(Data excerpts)
• • • • •
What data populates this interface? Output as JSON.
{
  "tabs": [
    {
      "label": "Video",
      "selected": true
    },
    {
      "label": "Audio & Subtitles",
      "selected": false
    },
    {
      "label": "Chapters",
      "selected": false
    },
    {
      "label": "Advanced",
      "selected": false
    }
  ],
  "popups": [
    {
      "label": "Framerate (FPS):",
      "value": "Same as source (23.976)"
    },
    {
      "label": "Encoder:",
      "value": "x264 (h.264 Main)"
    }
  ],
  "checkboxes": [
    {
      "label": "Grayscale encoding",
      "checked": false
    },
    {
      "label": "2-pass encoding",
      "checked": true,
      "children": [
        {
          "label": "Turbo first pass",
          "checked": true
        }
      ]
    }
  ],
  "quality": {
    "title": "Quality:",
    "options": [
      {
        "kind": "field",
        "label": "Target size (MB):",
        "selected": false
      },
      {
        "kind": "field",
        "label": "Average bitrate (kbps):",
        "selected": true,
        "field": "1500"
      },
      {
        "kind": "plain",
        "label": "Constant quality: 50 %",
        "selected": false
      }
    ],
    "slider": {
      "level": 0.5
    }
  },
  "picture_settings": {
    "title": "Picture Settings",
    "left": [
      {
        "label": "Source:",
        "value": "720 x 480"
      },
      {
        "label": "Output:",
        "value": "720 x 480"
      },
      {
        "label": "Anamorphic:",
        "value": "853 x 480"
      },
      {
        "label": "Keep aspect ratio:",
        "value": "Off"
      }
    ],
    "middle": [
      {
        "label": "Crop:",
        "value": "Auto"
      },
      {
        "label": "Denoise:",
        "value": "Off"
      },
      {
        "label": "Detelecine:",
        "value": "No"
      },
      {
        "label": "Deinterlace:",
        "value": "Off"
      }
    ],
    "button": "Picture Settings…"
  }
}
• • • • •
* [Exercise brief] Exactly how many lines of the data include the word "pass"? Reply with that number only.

* [Result for this task] 2